What the task asks:
Looking at the listing below, how many lines include "わははは"? Answer with the number only.

◇ ◇ ◇ ◇

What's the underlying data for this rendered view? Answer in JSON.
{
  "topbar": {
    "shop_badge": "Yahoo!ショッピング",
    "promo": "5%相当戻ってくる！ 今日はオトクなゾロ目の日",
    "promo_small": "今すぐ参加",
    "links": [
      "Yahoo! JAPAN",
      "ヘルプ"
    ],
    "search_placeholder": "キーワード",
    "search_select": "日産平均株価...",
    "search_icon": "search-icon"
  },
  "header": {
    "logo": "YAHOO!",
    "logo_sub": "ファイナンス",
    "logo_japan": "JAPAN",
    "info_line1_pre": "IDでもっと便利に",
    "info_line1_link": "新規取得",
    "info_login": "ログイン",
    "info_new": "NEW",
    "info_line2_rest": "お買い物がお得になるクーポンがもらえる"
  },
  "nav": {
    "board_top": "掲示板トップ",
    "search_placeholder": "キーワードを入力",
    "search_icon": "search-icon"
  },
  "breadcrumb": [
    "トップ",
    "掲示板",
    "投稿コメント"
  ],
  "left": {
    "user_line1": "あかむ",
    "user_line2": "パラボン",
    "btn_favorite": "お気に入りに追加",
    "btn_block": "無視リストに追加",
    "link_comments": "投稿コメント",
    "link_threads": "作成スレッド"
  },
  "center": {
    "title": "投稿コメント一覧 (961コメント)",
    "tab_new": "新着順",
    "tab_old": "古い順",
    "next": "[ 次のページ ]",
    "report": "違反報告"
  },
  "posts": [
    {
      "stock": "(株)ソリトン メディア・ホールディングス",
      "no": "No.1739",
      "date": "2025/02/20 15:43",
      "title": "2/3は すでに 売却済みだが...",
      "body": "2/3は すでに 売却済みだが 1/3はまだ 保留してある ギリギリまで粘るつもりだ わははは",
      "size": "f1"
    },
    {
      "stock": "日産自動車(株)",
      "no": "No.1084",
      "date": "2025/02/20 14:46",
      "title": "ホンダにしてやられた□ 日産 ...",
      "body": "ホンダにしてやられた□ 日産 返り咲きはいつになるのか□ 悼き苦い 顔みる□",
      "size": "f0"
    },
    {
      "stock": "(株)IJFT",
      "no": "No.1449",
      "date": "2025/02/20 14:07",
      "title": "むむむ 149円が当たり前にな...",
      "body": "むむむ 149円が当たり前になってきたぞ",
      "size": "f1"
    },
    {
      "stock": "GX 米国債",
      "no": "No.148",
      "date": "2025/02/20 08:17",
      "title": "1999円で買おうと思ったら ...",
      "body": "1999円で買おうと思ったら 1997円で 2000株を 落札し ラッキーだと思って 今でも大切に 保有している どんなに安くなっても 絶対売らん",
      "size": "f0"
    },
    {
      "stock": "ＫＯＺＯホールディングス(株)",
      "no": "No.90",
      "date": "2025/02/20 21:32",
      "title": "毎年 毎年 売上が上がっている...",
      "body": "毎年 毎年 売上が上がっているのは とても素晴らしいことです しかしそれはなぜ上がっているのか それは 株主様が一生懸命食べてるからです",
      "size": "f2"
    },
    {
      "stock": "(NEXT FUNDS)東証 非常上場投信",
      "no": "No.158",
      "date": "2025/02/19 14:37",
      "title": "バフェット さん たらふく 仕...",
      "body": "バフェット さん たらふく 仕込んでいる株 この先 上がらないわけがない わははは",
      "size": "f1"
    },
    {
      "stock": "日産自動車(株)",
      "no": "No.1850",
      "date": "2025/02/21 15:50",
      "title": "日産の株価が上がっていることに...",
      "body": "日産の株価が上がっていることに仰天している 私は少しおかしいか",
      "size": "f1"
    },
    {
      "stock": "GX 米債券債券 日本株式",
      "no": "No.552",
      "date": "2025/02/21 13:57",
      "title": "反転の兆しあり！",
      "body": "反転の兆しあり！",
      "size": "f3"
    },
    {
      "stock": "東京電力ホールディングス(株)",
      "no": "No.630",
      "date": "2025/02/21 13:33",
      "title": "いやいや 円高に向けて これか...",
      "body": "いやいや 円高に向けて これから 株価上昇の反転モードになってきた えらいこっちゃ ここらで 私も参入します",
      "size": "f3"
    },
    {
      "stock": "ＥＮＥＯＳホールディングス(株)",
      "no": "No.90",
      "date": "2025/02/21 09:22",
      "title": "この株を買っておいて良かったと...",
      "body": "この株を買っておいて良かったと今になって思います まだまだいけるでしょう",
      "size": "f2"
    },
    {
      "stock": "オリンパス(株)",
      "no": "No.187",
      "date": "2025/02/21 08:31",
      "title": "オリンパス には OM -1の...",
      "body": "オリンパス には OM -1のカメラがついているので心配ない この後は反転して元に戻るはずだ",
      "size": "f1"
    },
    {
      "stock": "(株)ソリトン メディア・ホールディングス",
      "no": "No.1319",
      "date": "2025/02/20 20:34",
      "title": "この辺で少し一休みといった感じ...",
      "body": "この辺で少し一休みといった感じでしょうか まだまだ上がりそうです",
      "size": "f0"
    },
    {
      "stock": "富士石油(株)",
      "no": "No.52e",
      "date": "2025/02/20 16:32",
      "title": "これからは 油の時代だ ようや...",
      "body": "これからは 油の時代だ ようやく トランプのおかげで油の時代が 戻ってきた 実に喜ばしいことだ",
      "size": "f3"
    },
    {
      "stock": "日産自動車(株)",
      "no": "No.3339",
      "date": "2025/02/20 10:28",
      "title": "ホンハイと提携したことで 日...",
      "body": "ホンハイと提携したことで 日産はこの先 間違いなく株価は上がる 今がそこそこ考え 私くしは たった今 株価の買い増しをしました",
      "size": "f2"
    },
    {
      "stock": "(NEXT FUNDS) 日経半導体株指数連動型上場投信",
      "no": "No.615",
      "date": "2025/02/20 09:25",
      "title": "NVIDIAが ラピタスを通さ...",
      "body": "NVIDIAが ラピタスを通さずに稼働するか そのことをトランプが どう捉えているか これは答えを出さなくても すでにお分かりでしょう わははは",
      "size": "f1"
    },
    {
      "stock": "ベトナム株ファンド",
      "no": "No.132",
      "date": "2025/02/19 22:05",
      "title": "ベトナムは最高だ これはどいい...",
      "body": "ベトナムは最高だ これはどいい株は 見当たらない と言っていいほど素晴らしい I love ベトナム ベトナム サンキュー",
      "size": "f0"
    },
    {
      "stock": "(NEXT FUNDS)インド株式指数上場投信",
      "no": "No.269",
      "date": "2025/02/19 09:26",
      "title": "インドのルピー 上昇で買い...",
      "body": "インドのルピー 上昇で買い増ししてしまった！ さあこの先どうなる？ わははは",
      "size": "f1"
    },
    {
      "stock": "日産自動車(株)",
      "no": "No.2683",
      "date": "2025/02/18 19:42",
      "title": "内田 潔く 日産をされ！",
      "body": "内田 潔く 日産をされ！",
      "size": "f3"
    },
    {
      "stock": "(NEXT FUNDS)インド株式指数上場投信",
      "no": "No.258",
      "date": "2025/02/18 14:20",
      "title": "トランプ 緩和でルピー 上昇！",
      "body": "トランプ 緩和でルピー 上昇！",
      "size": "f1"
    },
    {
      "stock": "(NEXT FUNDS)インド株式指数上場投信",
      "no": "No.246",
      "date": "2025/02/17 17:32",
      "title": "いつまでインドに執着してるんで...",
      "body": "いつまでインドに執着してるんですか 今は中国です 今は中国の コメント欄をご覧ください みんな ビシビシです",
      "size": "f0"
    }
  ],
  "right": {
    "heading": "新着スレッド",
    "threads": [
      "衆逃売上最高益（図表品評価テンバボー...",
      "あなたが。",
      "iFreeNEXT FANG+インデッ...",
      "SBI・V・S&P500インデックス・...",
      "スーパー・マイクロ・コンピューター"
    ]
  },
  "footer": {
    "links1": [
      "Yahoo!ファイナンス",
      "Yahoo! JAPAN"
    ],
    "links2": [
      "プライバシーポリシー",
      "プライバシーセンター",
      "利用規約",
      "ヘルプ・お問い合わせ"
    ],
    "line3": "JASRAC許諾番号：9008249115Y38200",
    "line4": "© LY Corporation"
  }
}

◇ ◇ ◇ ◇

Exercise output:
4